Sodom - Agent Orange
Sodom - Agent Orange.

The creative peak of Sodom’s career was the multi faceted Agent Orange, easily up there with Reign In Blood and Master of Puppets as one of the best thrash albums of all time. Blackfire’s guitar riffs are on fire as they take the brilliance of their previous effort and up both the melodies and aggression. Lyrically the albums focus is the horror and brutality of war and its repercussions. Each track seamlessly weaves together with its depiction of war.

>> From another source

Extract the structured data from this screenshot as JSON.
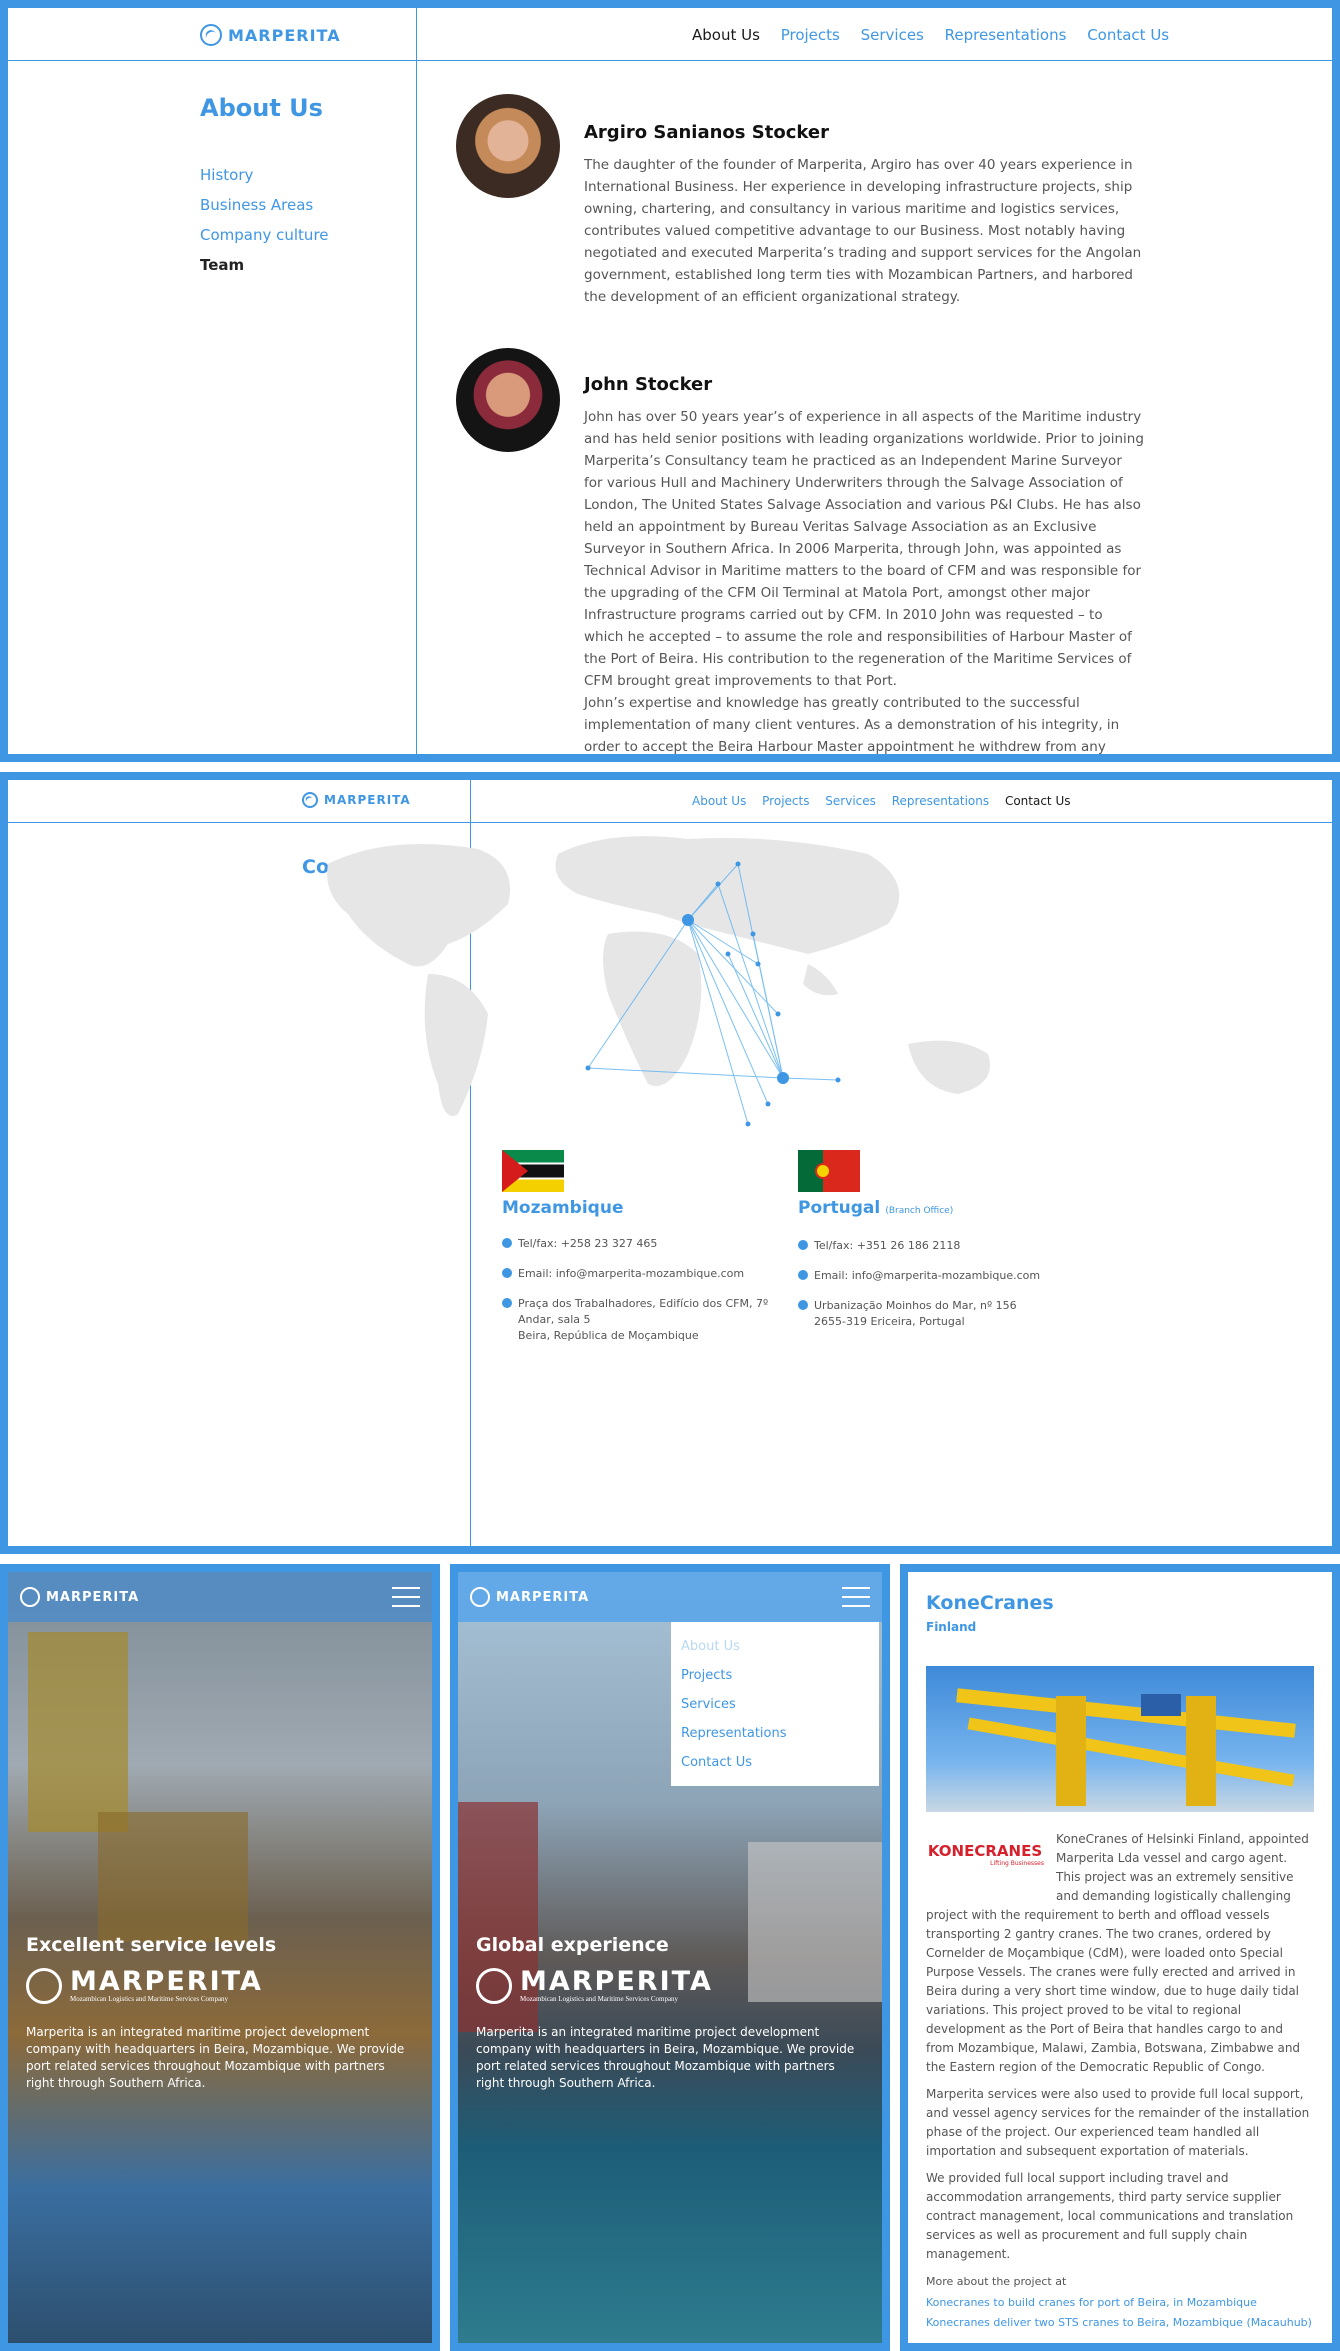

The title track is slamming with riff after riff annihilating your senses. Angelripper’s aggressive vocals slash between the razor tight drumming of Witchhunter for Sodom’s finest moment. The heavier groove oriented “Remember the Fallen” showcase a different side with Angelripper utilizing more melody than ever before. “Ausgebombt” continues the tradition of proudly wearing their punk influences with its simplistic riff and “D” Beat drumming. The cover of Tank’s classic “Don’t Walk Away” closes the album on a high note as Angelripper eerily embodies Algy Ward’s throaty vocals, Unfortunately for Sodom, Blackfire exited the band shortly after this release to join Kreator. His chemistry with Sodom put them on a whole different level.

Recommended Track: "Agent Orange"